First though are the aforementioned WSTR, who run many a parallel with tonight’s headliners Neck Deep. Fair Weather demonstrates this perfectly, however it all just feels a little as if they’re going through the motions and are not really feeling it tonight. Their cover of Limp Bizkit’s Break Stuff feels more comfortable than some of their own songs, however does get the crowd far more engaged.Creeper are on a whole other level. Their unique blend of caliginous pop/horror/punk, The 1975 meets Good Charlotte and AFI (all of which looks like it was styled by The Cure) kind of feel, makes them the stand out band by a mile tonight. Black Mass has an overwhelmingly alluring chorus, with a constant energy throughout that makes it clear why they are part of this tour otherwise pop-punk heavy tour. Frontman Will Gould has a chance to show off how good his voice really is through the simplistic yet incredibly captivating Misery; ‘I just want to say thank you for being respectful while we played that song, even if you aren’t a fan’, he explains to the crowd as they all remain hushed in the wake of the last track. The band ask for crowd surfers to make it over the barrier for a high five; despite the fact they seem to have a hold over the crowd as much as any good headliner would, there is a lack of people following their request. This matters not though, as there’s enough substance in their show without these added novelties. Everything about Creeper is so stylised and poignant and even if you’re not a fan, there’s no denying this band clearly have an image of how they want to be, carrying it out with utter conviction and style.Disregarding what anyone may think about Neck Deep, there’s no denying that from start to finish, they are always packing immense pace and energy. This means, track after track, you’re guaranteed a good old pop-punk going over. Baring this in mind, the five-piece outfit kick things off with Citizens Of Earth, which embraces an abundance of punchy riffs and simultaneous jumping, getting things off to a good start. ‘Fuck Neck Deep mate they’re shit!’ frontman Ben Barlow jokes with the audience, ‘it’s funny how one troll on the internet can turn into a massive joke’, he adds, and props to him for the way he deals with comments such as these- the whole show is far more light-hearted because of it. Loosing Teeth goes down well as expected, and is truly the start Neck Deep’s unfaltering assault on Leeds’ Beckett University, all underscored by songs that are more often than not, hard to differentiate from the previous. ‘Every time we’ve been to Leeds, which is a lot of times, you never ever disappoint!’ Barlow hails the crowd with praise before dropping Over and Over, an older song from their first EP Rain In July- there’s a little more grit and edge here, perhaps the band feel more passionate about the songs they wrote when they were just starting out, but whatever it is, a change in the atmosphere is evident. Surrounded by the huge boards adorned with pictures of flames that make up their set, Growing Pains ups the pace even more, while A Part Of Me is done justice with the aid of Creeper keyboardist Hannah Greenwood taking on the female vocals; it’s a compelling yet sensitive moment all at the same time.After the encore, Barlow returns to the stage, chiding his crowd for reading setlists online; ‘some of you have probably seen this on a setlist online already! I actually wrote this song for a girl that’s in the room right now…’ queue many a heart breaking in the audience as he takes on Head To The Ground acoustically and onstage alone. Ending their set with Can’t Kick Up The Roots, beach balls are thrown out onto the dancefloor to aid with the process of getting down for the final time tonight, which proved to be a massive hit.

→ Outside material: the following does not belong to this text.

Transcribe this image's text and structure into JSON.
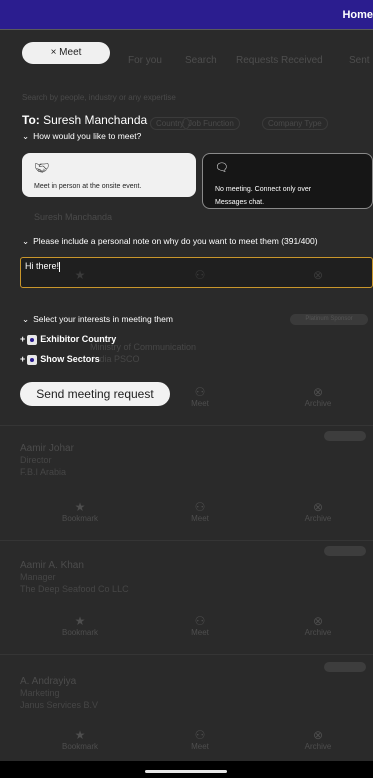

As stated by the frontman himself earlier, people’s opinions of Neck Deep just don’t matter- this Wrexham lot have found their niche, and have gotten an absolute wealth of people aboard their train, which runs only on their own brand of pop-punk. It’s this, and only this, that has gotten them to a place where they feel comfortable laughing off haters, knowing there are always plenty more people behind them- and they show no signs of stopping any time soon.
Photos by Erin Moore at Forte Photography UK